_YOUR GOAL_
Considering every line below, count those with the word "icon" and give only the result.

(Data records for software interfaces)
• • • • • • •

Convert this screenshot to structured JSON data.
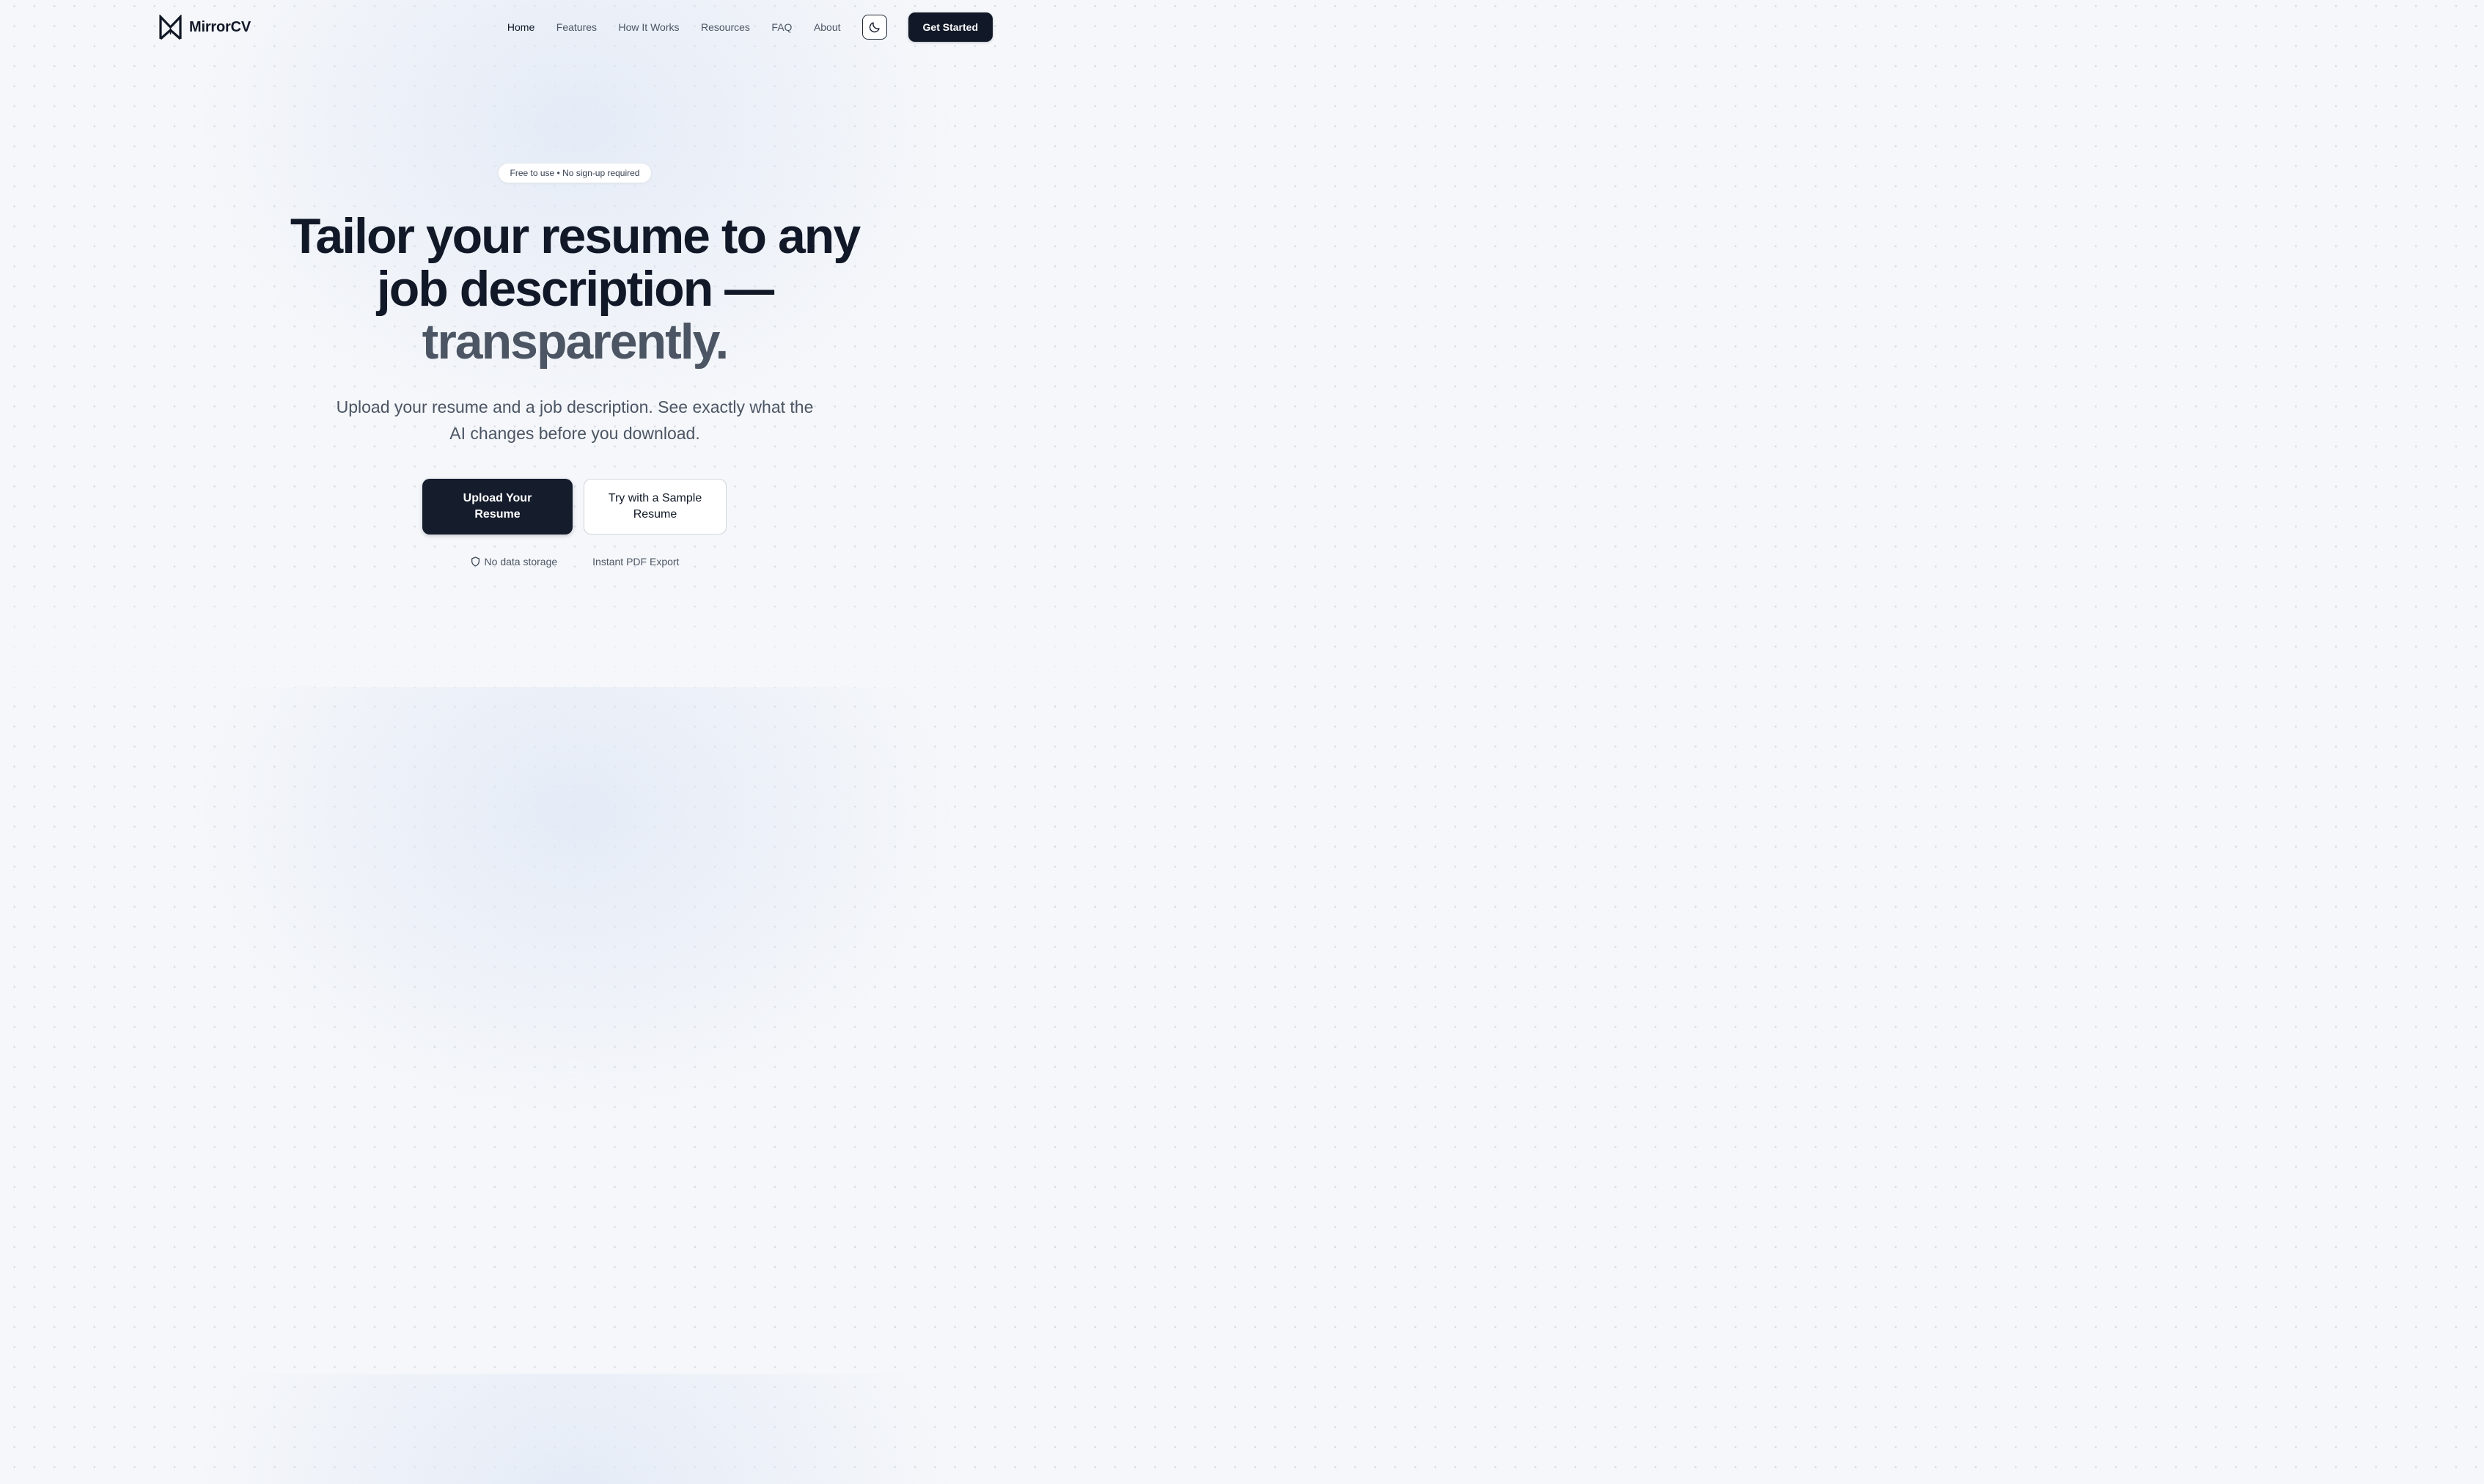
{
  "brand": {
    "name": "MirrorCV",
    "logo_icon": "mirror-m-logo-icon"
  },
  "nav": {
    "links": [
      "Home",
      "Features",
      "How It Works",
      "Resources",
      "FAQ",
      "About"
    ],
    "active": "Home",
    "theme_toggle_icon": "moon-icon",
    "cta_label": "Get Started"
  },
  "hero": {
    "badge": "Free to use • No sign-up required",
    "headline_line1": "Tailor your resume to any",
    "headline_line2": "job description —",
    "headline_accent": "transparently.",
    "subheadline": "Upload your resume and a job description. See exactly what the AI changes before you download.",
    "primary_button": "Upload Your Resume",
    "secondary_button": "Try with a Sample Resume"
  },
  "features": [
    {
      "icon": "shield-icon",
      "label": "No data storage"
    },
    {
      "icon": "",
      "label": "Instant PDF Export"
    }
  ],
  "colors": {
    "primary": "#111827",
    "muted_text": "#4b5563",
    "background": "#f5f7fa"
  }
}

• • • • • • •

_SOLUTION_
4